(Copenhagen, Denmark) Few countries have had the dishonour of receiving three consecutive fossil awards, but Canada continues to aim low at the Copenhagen talks, not letting a negotiating day pass without being selected as the Fossil of the Day. This “prize”, given to countries who are blocking progress at the United Nations climate summit, is awarded daily by a coalition of 400 leading international NGOs.

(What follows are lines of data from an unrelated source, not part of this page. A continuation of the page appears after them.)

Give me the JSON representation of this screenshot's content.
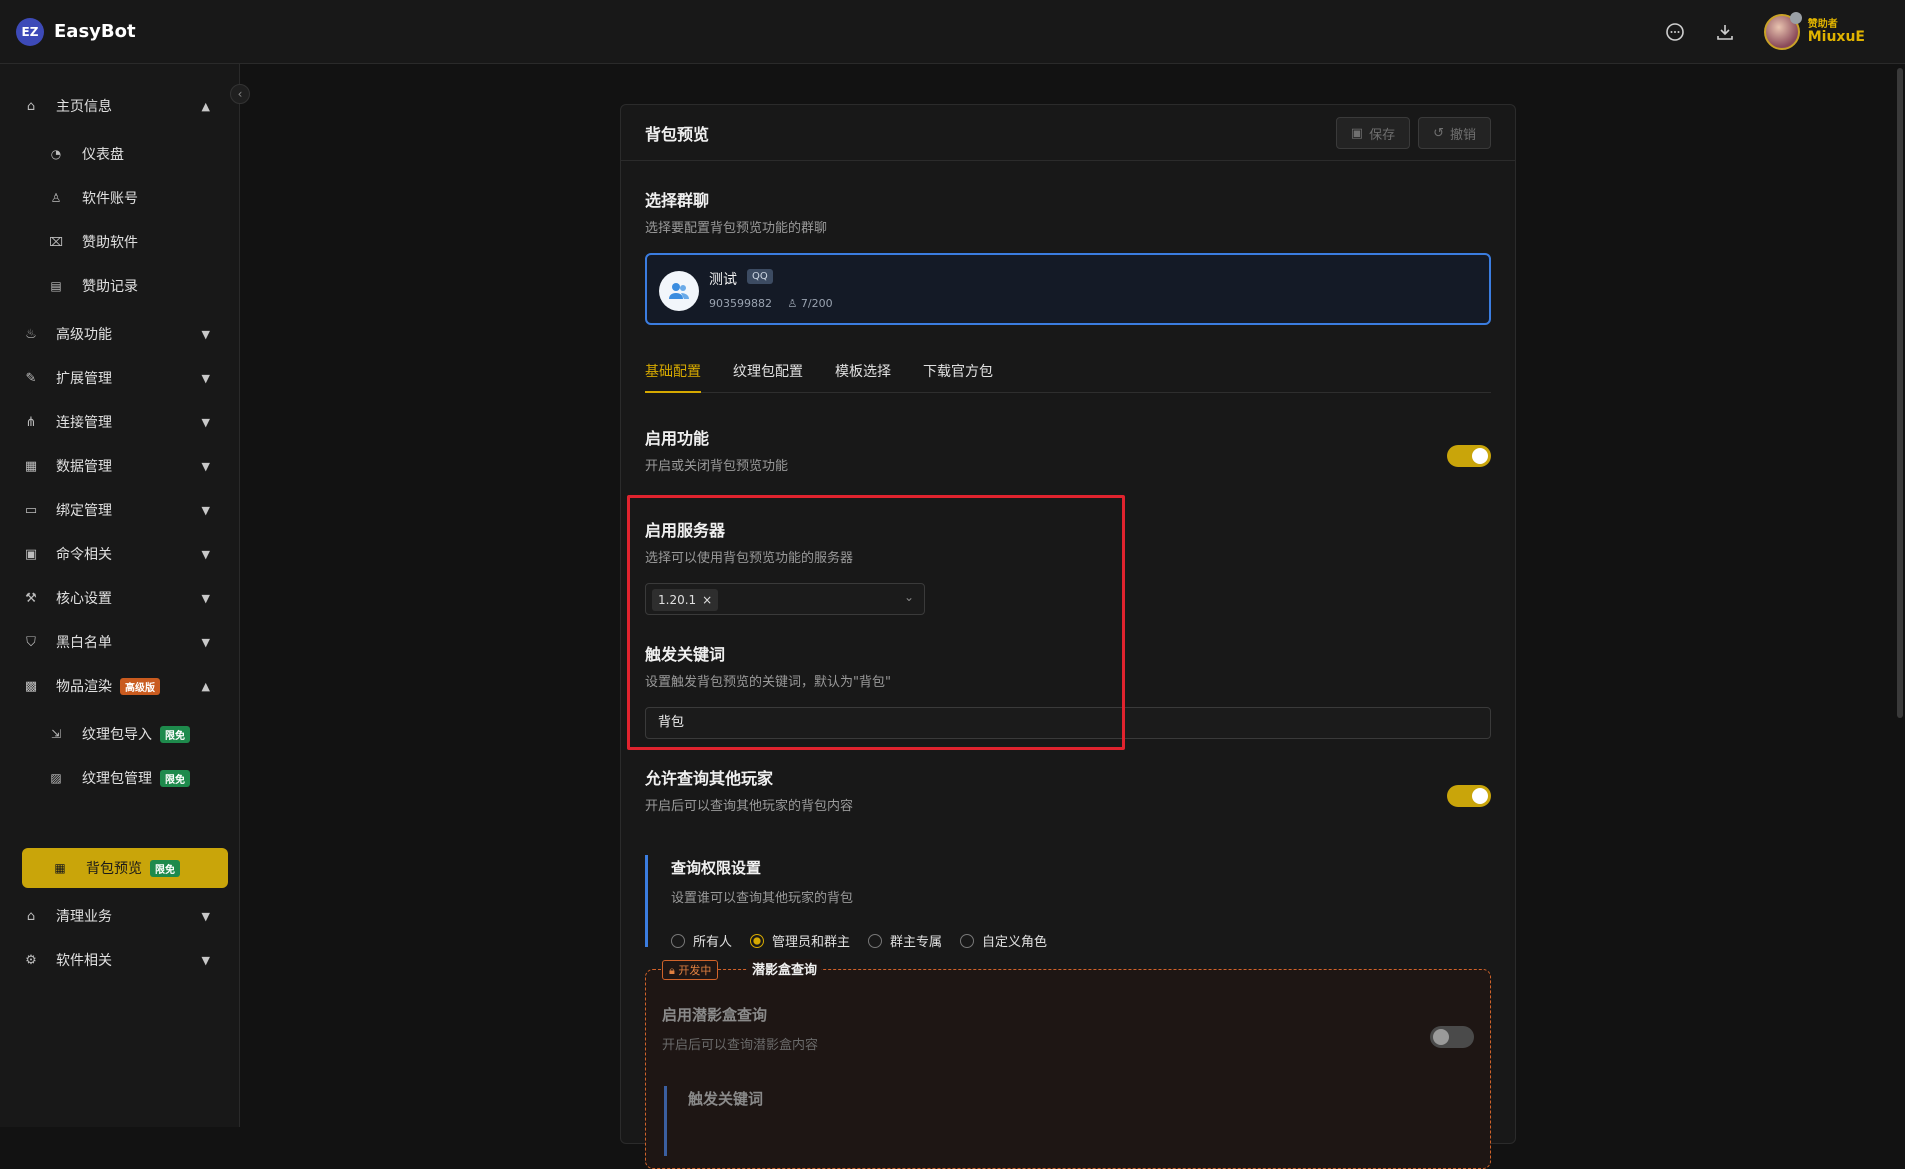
{
  "app": {
    "logo_badge": "EZ",
    "title": "EasyBot"
  },
  "user": {
    "role": "赞助者",
    "name": "MiuxuE"
  },
  "sidebar": {
    "items": [
      {
        "label": "主页信息"
      },
      {
        "label": "仪表盘"
      },
      {
        "label": "软件账号"
      },
      {
        "label": "赞助软件"
      },
      {
        "label": "赞助记录"
      },
      {
        "label": "高级功能"
      },
      {
        "label": "扩展管理"
      },
      {
        "label": "连接管理"
      },
      {
        "label": "数据管理"
      },
      {
        "label": "绑定管理"
      },
      {
        "label": "命令相关"
      },
      {
        "label": "核心设置"
      },
      {
        "label": "黑白名单"
      },
      {
        "label": "物品渲染",
        "tag": "高级版"
      },
      {
        "label": "纹理包导入",
        "tag": "限免"
      },
      {
        "label": "纹理包管理",
        "tag": "限免"
      },
      {
        "label": "背包预览",
        "tag": "限免"
      },
      {
        "label": "清理业务"
      },
      {
        "label": "软件相关"
      }
    ]
  },
  "panel": {
    "title": "背包预览",
    "save_label": "保存",
    "undo_label": "撤销"
  },
  "group_select": {
    "title": "选择群聊",
    "desc": "选择要配置背包预览功能的群聊",
    "group_name": "测试",
    "group_tag": "QQ",
    "group_id": "903599882",
    "members": "7/200"
  },
  "tabs": [
    "基础配置",
    "纹理包配置",
    "模板选择",
    "下载官方包"
  ],
  "enable": {
    "title": "启用功能",
    "desc": "开启或关闭背包预览功能"
  },
  "servers": {
    "title": "启用服务器",
    "desc": "选择可以使用背包预览功能的服务器",
    "selected": "1.20.1"
  },
  "keyword": {
    "title": "触发关键词",
    "desc": "设置触发背包预览的关键词，默认为\"背包\"",
    "value": "背包"
  },
  "allow_query": {
    "title": "允许查询其他玩家",
    "desc": "开启后可以查询其他玩家的背包内容"
  },
  "permission": {
    "title": "查询权限设置",
    "desc": "设置谁可以查询其他玩家的背包",
    "options": [
      "所有人",
      "管理员和群主",
      "群主专属",
      "自定义角色"
    ]
  },
  "shulker": {
    "dev_tag": "开发中",
    "box_title": "潜影盒查询",
    "enable_title": "启用潜影盒查询",
    "enable_desc": "开启后可以查询潜影盒内容",
    "keyword_title": "触发关键词"
  }
}
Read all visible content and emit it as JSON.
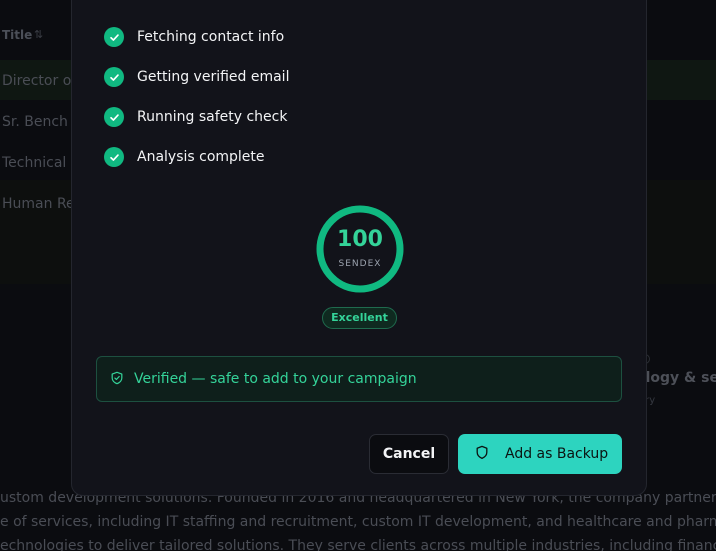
{
  "background": {
    "table_header": {
      "title": "Title",
      "sort_icon": "sort-icon"
    },
    "rows": [
      "Director of",
      "Sr. Bench S",
      "Technical R",
      "Human Res"
    ],
    "company": {
      "title_fragment": "ology & se",
      "subtitle_fragment": "stry"
    },
    "description_lines": [
      "ustom development solutions. Founded in 2016 and headquartered in New York, the company partners with F",
      "e of services, including IT staffing and recruitment, custom IT development, and healthcare and pharmaceutic",
      "echnologies to deliver tailored solutions. They serve clients across multiple industries, including finance, edu"
    ]
  },
  "modal": {
    "steps": [
      {
        "label": "Fetching contact info",
        "icon": "check-icon"
      },
      {
        "label": "Getting verified email",
        "icon": "check-icon"
      },
      {
        "label": "Running safety check",
        "icon": "check-icon"
      },
      {
        "label": "Analysis complete",
        "icon": "check-icon"
      }
    ],
    "score": {
      "value": "100",
      "label": "SENDEX",
      "fraction": 1.0
    },
    "rating_badge": "Excellent",
    "verified": {
      "text": "Verified — safe to add to your campaign",
      "icon": "shield-check-icon"
    },
    "buttons": {
      "cancel": "Cancel",
      "add": "Add as Backup",
      "add_icon": "shield-icon"
    }
  },
  "colors": {
    "accent": "#10b981",
    "accent_text": "#34d399",
    "button": "#2dd4bf"
  }
}
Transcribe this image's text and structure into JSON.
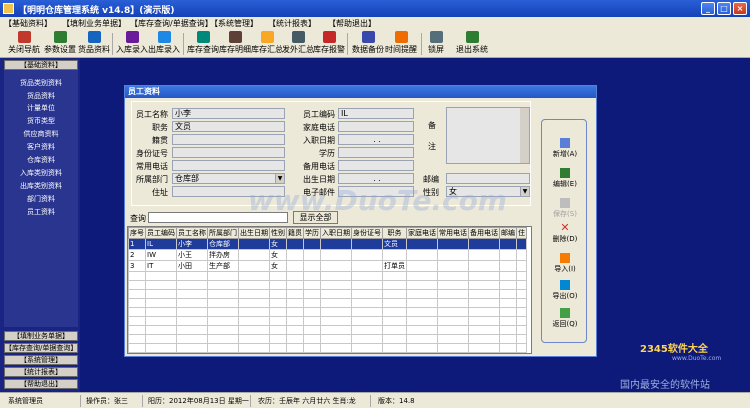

Today, Canada and Croatia shared the first place Fossil of the Day. The nomination cites them for pushing in a Kyoto Protocol contact group against the 1990 base year, noting that “Canada in particular has been relentlessly opposed to measuring emissions in relation to the internationally accepted base year of 1990, in favour of--as a senior negotiator put it in an stakeholder meeting--a "more contemporary" base year. Could Canada's desire to erase the past have something to do with fact that tar sands emissions have more than doubled from 1990 to now? Or is it just an effort to make its tiny little 3% target look a bit bigger?”
Canada has recently swept these awards, winning Fossil of the Year both in 2007 and 2008. Despite an apparent ongoing determination to stay at the bottom, the majority of Canadians continue to hope that Canada has had enough of winning Fossil prizes and is ready to negotiate.
For more information, contact:
Denmark: +45 2553 6081 Canadian Cell: 613.276.7791